California Panel Denies Parole Again for Robert Kennedy Assassin
Lawyer for Sirhan Sirhan has accused the panel of bending to the will of California’s governor, who opposes his parole
In a decision made on Wednesday, the two-person California panel denied parole once again for Sirhan Sirhan, the man convicted of assassinating US Senator Robert Kennedy in 1968. Sirhan has been serving a life sentence for more than five decades, and this is his sixteenth unsuccessful attempt at parole.
The parole board panel cited Sirhan’s failure to understand the “magnitude” of his crime and the “callousness” of his actions as reasons for the denial. The committee also noted that he had not completed the required anger management courses, making him a potential danger to society.
In a statement, the Robert Kennedy family expressed relief that the panel had denied Sirhan’s release. The family’s attorney stated that Sirhan’s lack of remorse and unwillingness to take responsibility for his actions made it clear that he threatened society. The family also expressed gratitude for the panel’s decision, which they believe brings some measure of justice and closure to the tragedy that has haunted them for over fifty years.
During the hearing, Sirhan continued to assert his innocence and claimed that he had been brainwashed and hypnotized into committing the crime. However, his claims were dismissed by the panel, which found them unsupported by evidence. The board also noted that Sirhan had made similar claims during previous parole hearings and that his lack of accountability for his actions was concerning.
Assassination of Robert Kennedy
The assassination of Robert Kennedy, a beloved political figure and brother of former President John F. Kennedy, was a tragic event that shook the nation. Kennedy was shot while campaigning for the Democratic presidential nomination in Los Angeles and died the following day. Sirhan was apprehended at the scene and later convicted of murder.
The decision by the California parole board panel has sparked debate among legal experts and activists regarding the fairness of the parole system and the appropriate punishment for serious crimes. Some argue that after serving such a lengthy sentence, Sirhan should be allowed to demonstrate that he has been rehabilitated and is no longer a threat to society. Others believe that the severity of the crime and the harm it caused to the Kennedy family and the nation justify denying Sirhan’s release.

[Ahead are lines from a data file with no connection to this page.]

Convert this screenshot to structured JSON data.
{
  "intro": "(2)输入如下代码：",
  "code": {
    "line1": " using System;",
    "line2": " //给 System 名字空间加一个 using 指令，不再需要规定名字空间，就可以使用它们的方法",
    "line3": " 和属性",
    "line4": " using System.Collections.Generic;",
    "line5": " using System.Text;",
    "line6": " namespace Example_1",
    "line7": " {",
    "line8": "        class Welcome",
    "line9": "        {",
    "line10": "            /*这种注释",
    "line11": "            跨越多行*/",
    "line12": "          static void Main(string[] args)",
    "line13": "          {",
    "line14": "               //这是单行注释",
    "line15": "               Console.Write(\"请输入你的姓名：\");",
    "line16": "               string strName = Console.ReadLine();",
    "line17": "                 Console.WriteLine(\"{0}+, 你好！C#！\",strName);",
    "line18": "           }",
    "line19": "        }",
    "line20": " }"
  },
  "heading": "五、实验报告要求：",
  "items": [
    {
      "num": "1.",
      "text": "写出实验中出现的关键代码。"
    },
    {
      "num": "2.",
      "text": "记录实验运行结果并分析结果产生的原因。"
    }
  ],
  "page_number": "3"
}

Despite the decision, Sirhan’s lawyers have vowed to continue to fight for his release, stating that they will explore all available legal options. It remains to be seen whether Sirhan will be granted another parole hearing.